**Task prompt**. Return each entry below word for word, leaving out any image.

═══ Data listing ═══

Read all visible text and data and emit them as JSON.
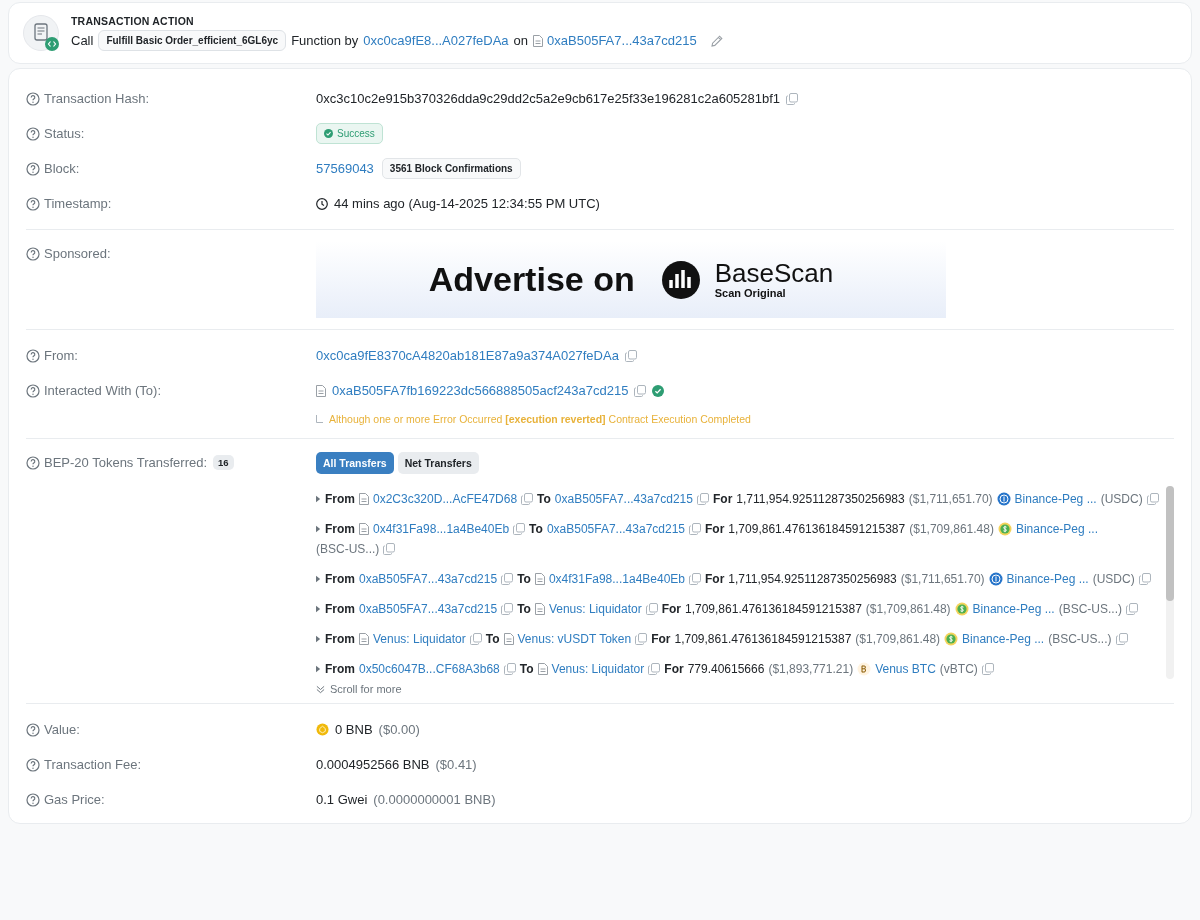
{
  "action": {
    "title": "TRANSACTION ACTION",
    "call": "Call",
    "function": "Fulfill Basic Order_efficient_6GL6yc",
    "by": "Function by",
    "from": "0xc0ca9fE8...A027feDAa",
    "on": "on",
    "to": "0xaB505FA7...43a7cd215"
  },
  "hash": {
    "label": "Transaction Hash:",
    "value": "0xc3c10c2e915b370326dda9c29dd2c5a2e9cb617e25f33e196281c2a605281bf1"
  },
  "status": {
    "label": "Status:",
    "value": "Success"
  },
  "block": {
    "label": "Block:",
    "number": "57569043",
    "confirmations": "3561 Block Confirmations"
  },
  "timestamp": {
    "label": "Timestamp:",
    "value": "44 mins ago (Aug-14-2025 12:34:55 PM UTC)"
  },
  "sponsored": {
    "label": "Sponsored:",
    "headline": "Advertise on",
    "brand": "BaseScan",
    "tagline": "Scan Original"
  },
  "from": {
    "label": "From:",
    "address": "0xc0ca9fE8370cA4820ab181E87a9a374A027feDAa"
  },
  "interacted": {
    "label": "Interacted With (To):",
    "address": "0xaB505FA7fb169223dc566888505acf243a7cd215",
    "verified": true,
    "note": "Although one or more Error Occurred **[execution reverted]** Contract Execution Completed"
  },
  "tokens": {
    "label": "BEP-20 Tokens Transferred:",
    "count": "16",
    "tabs": [
      {
        "label": "All Transfers",
        "selected": true
      },
      {
        "label": "Net Transfers",
        "selected": false
      }
    ],
    "transfers": [
      {
        "from_label": "From",
        "from": {
          "text": "0x2C3c320D...AcFE47D68",
          "contract": true
        },
        "to_label": "To",
        "to": {
          "text": "0xaB505FA7...43a7cd215",
          "contract": false
        },
        "for_label": "For",
        "amount": "1,711,954.92511287350256983",
        "usd": "($1,711,651.70)",
        "token": {
          "kind": "usdc",
          "name": "Binance-Peg ...",
          "symbol": "(USDC)"
        }
      },
      {
        "from_label": "From",
        "from": {
          "text": "0x4f31Fa98...1a4Be40Eb",
          "contract": true
        },
        "to_label": "To",
        "to": {
          "text": "0xaB505FA7...43a7cd215",
          "contract": false
        },
        "for_label": "For",
        "amount": "1,709,861.476136184591215387",
        "usd": "($1,709,861.48)",
        "token": {
          "kind": "usdt",
          "name": "Binance-Peg ...",
          "symbol": "(BSC-US...)"
        }
      },
      {
        "from_label": "From",
        "from": {
          "text": "0xaB505FA7...43a7cd215",
          "contract": false
        },
        "to_label": "To",
        "to": {
          "text": "0x4f31Fa98...1a4Be40Eb",
          "contract": true
        },
        "for_label": "For",
        "amount": "1,711,954.92511287350256983",
        "usd": "($1,711,651.70)",
        "token": {
          "kind": "usdc",
          "name": "Binance-Peg ...",
          "symbol": "(USDC)"
        }
      },
      {
        "from_label": "From",
        "from": {
          "text": "0xaB505FA7...43a7cd215",
          "contract": false
        },
        "to_label": "To",
        "to": {
          "text": "Venus: Liquidator",
          "contract": true
        },
        "for_label": "For",
        "amount": "1,709,861.476136184591215387",
        "usd": "($1,709,861.48)",
        "token": {
          "kind": "usdt",
          "name": "Binance-Peg ...",
          "symbol": "(BSC-US...)"
        }
      },
      {
        "from_label": "From",
        "from": {
          "text": "Venus: Liquidator",
          "contract": true
        },
        "to_label": "To",
        "to": {
          "text": "Venus: vUSDT Token",
          "contract": true
        },
        "for_label": "For",
        "amount": "1,709,861.476136184591215387",
        "usd": "($1,709,861.48)",
        "token": {
          "kind": "usdt",
          "name": "Binance-Peg ...",
          "symbol": "(BSC-US...)"
        }
      },
      {
        "from_label": "From",
        "from": {
          "text": "0x50c6047B...CF68A3b68",
          "contract": false
        },
        "to_label": "To",
        "to": {
          "text": "Venus: Liquidator",
          "contract": true
        },
        "for_label": "For",
        "amount": "779.40615666",
        "usd": "($1,893,771.21)",
        "token": {
          "kind": "btc",
          "name": "Venus BTC",
          "symbol": "(vBTC)"
        }
      }
    ],
    "more": "Scroll for more"
  },
  "value": {
    "label": "Value:",
    "amount": "0 BNB",
    "usd": "($0.00)"
  },
  "fee": {
    "label": "Transaction Fee:",
    "amount": "0.0004952566 BNB",
    "usd": "($0.41)"
  },
  "gas": {
    "label": "Gas Price:",
    "amount": "0.1 Gwei",
    "usd": "(0.0000000001 BNB)"
  }
}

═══

**Output for this task**.
Read all visible text and data and emit them as JSON.
{
  "action": {
    "title": "TRANSACTION ACTION",
    "call": "Call",
    "function": "Fulfill Basic Order_efficient_6GL6yc",
    "by": "Function by",
    "from": "0xc0ca9fE8...A027feDAa",
    "on": "on",
    "to": "0xaB505FA7...43a7cd215"
  },
  "hash": {
    "label": "Transaction Hash:",
    "value": "0xc3c10c2e915b370326dda9c29dd2c5a2e9cb617e25f33e196281c2a605281bf1"
  },
  "status": {
    "label": "Status:",
    "value": "Success"
  },
  "block": {
    "label": "Block:",
    "number": "57569043",
    "confirmations": "3561 Block Confirmations"
  },
  "timestamp": {
    "label": "Timestamp:",
    "value": "44 mins ago (Aug-14-2025 12:34:55 PM UTC)"
  },
  "sponsored": {
    "label": "Sponsored:",
    "headline": "Advertise on",
    "brand": "BaseScan",
    "tagline": "Scan Original"
  },
  "from": {
    "label": "From:",
    "address": "0xc0ca9fE8370cA4820ab181E87a9a374A027feDAa"
  },
  "interacted": {
    "label": "Interacted With (To):",
    "address": "0xaB505FA7fb169223dc566888505acf243a7cd215",
    "verified": true,
    "note": "Although one or more Error Occurred **[execution reverted]** Contract Execution Completed"
  },
  "tokens": {
    "label": "BEP-20 Tokens Transferred:",
    "count": "16",
    "tabs": [
      {
        "label": "All Transfers",
        "selected": true
      },
      {
        "label": "Net Transfers",
        "selected": false
      }
    ],
    "transfers": [
      {
        "from_label": "From",
        "from": {
          "text": "0x2C3c320D...AcFE47D68",
          "contract": true
        },
        "to_label": "To",
        "to": {
          "text": "0xaB505FA7...43a7cd215",
          "contract": false
        },
        "for_label": "For",
        "amount": "1,711,954.92511287350256983",
        "usd": "($1,711,651.70)",
        "token": {
          "kind": "usdc",
          "name": "Binance-Peg ...",
          "symbol": "(USDC)"
        }
      },
      {
        "from_label": "From",
        "from": {
          "text": "0x4f31Fa98...1a4Be40Eb",
          "contract": true
        },
        "to_label": "To",
        "to": {
          "text": "0xaB505FA7...43a7cd215",
          "contract": false
        },
        "for_label": "For",
        "amount": "1,709,861.476136184591215387",
        "usd": "($1,709,861.48)",
        "token": {
          "kind": "usdt",
          "name": "Binance-Peg ...",
          "symbol": "(BSC-US...)"
        }
      },
      {
        "from_label": "From",
        "from": {
          "text": "0xaB505FA7...43a7cd215",
          "contract": false
        },
        "to_label": "To",
        "to": {
          "text": "0x4f31Fa98...1a4Be40Eb",
          "contract": true
        },
        "for_label": "For",
        "amount": "1,711,954.92511287350256983",
        "usd": "($1,711,651.70)",
        "token": {
          "kind": "usdc",
          "name": "Binance-Peg ...",
          "symbol": "(USDC)"
        }
      },
      {
        "from_label": "From",
        "from": {
          "text": "0xaB505FA7...43a7cd215",
          "contract": false
        },
        "to_label": "To",
        "to": {
          "text": "Venus: Liquidator",
          "contract": true
        },
        "for_label": "For",
        "amount": "1,709,861.476136184591215387",
        "usd": "($1,709,861.48)",
        "token": {
          "kind": "usdt",
          "name": "Binance-Peg ...",
          "symbol": "(BSC-US...)"
        }
      },
      {
        "from_label": "From",
        "from": {
          "text": "Venus: Liquidator",
          "contract": true
        },
        "to_label": "To",
        "to": {
          "text": "Venus: vUSDT Token",
          "contract": true
        },
        "for_label": "For",
        "amount": "1,709,861.476136184591215387",
        "usd": "($1,709,861.48)",
        "token": {
          "kind": "usdt",
          "name": "Binance-Peg ...",
          "symbol": "(BSC-US...)"
        }
      },
      {
        "from_label": "From",
        "from": {
          "text": "0x50c6047B...CF68A3b68",
          "contract": false
        },
        "to_label": "To",
        "to": {
          "text": "Venus: Liquidator",
          "contract": true
        },
        "for_label": "For",
        "amount": "779.40615666",
        "usd": "($1,893,771.21)",
        "token": {
          "kind": "btc",
          "name": "Venus BTC",
          "symbol": "(vBTC)"
        }
      }
    ],
    "more": "Scroll for more"
  },
  "value": {
    "label": "Value:",
    "amount": "0 BNB",
    "usd": "($0.00)"
  },
  "fee": {
    "label": "Transaction Fee:",
    "amount": "0.0004952566 BNB",
    "usd": "($0.41)"
  },
  "gas": {
    "label": "Gas Price:",
    "amount": "0.1 Gwei",
    "usd": "(0.0000000001 BNB)"
  }
}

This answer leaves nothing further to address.